| Stored items from a collection |
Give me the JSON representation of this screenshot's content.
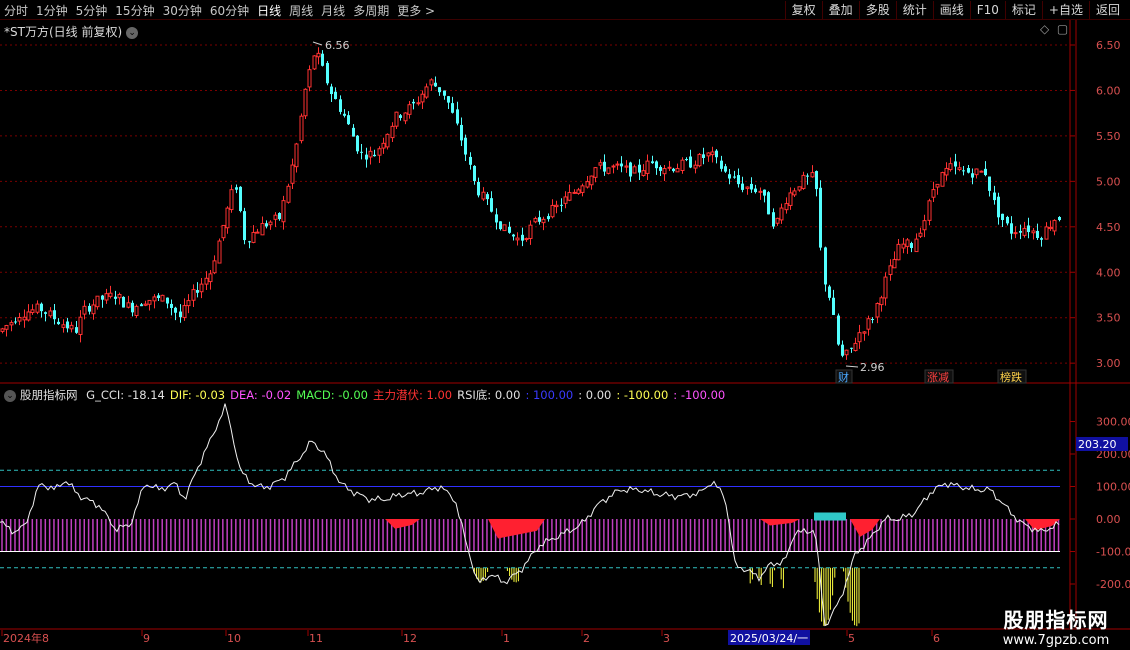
{
  "toolbar": {
    "periods": [
      "分时",
      "1分钟",
      "5分钟",
      "15分钟",
      "30分钟",
      "60分钟",
      "日线",
      "周线",
      "月线",
      "多周期",
      "更多 >"
    ],
    "active_period": "日线",
    "buttons": [
      "复权",
      "叠加",
      "多股",
      "统计",
      "画线",
      "F10",
      "标记",
      "+自选",
      "返回"
    ]
  },
  "main_chart": {
    "title": "*ST万方(日线 前复权)",
    "icons": [
      "diamond-icon",
      "square-icon"
    ],
    "price_axis_ticks": [
      "6.50",
      "6.00",
      "5.50",
      "5.00",
      "4.50",
      "4.00",
      "3.50",
      "3.00"
    ],
    "high_label": "6.56",
    "low_label": "2.96",
    "event_badges": [
      {
        "label": "财",
        "color": "#4aa8ff"
      },
      {
        "label": "涨减",
        "color": "#ff4040"
      },
      {
        "label": "榜跌",
        "color": "#ffd24a"
      }
    ],
    "colors": {
      "up": "#ff3232",
      "down": "#54ffff",
      "grid": "#7a0000"
    }
  },
  "indicator": {
    "name": "股朋指标网",
    "values": [
      {
        "text": "G_CCI: -18.14",
        "color": "#e0e0e0"
      },
      {
        "text": "DIF: -0.03",
        "color": "#ffff54"
      },
      {
        "text": "DEA: -0.02",
        "color": "#ff54ff"
      },
      {
        "text": "MACD: -0.00",
        "color": "#54ff54"
      },
      {
        "text": "主力潜伏: 1.00",
        "color": "#ff3232"
      },
      {
        "text": "RSI底: 0.00",
        "color": "#e0e0e0"
      },
      {
        "text": ": 100.00",
        "color": "#3a3aff"
      },
      {
        "text": ": 0.00",
        "color": "#e0e0e0"
      },
      {
        "text": ": -100.00",
        "color": "#ffff54"
      },
      {
        "text": ": -100.00",
        "color": "#ff54ff"
      }
    ],
    "axis_ticks": [
      "300.00",
      "200.00",
      "100.00",
      "0.00",
      "-100.00",
      "-200.00"
    ],
    "current_value_box": "203.20"
  },
  "time_axis": {
    "labels": [
      "2024年8",
      "9",
      "10",
      "11",
      "12",
      "1",
      "2",
      "3",
      "2025/03/24/一",
      "5",
      "6"
    ]
  },
  "watermark": {
    "title": "股朋指标网",
    "url": "www.7gpzb.com"
  }
}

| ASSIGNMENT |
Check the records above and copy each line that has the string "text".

| COMPLETED TASK |
        "text": "G_CCI: -18.14",
        "text": "DIF: -0.03",
        "text": "DEA: -0.02",
        "text": "MACD: -0.00",
        "text": "主力潜伏: 1.00",
        "text": "RSI底: 0.00",
        "text": ": 100.00",
        "text": ": 0.00",
        "text": ": -100.00",
        "text": ": -100.00",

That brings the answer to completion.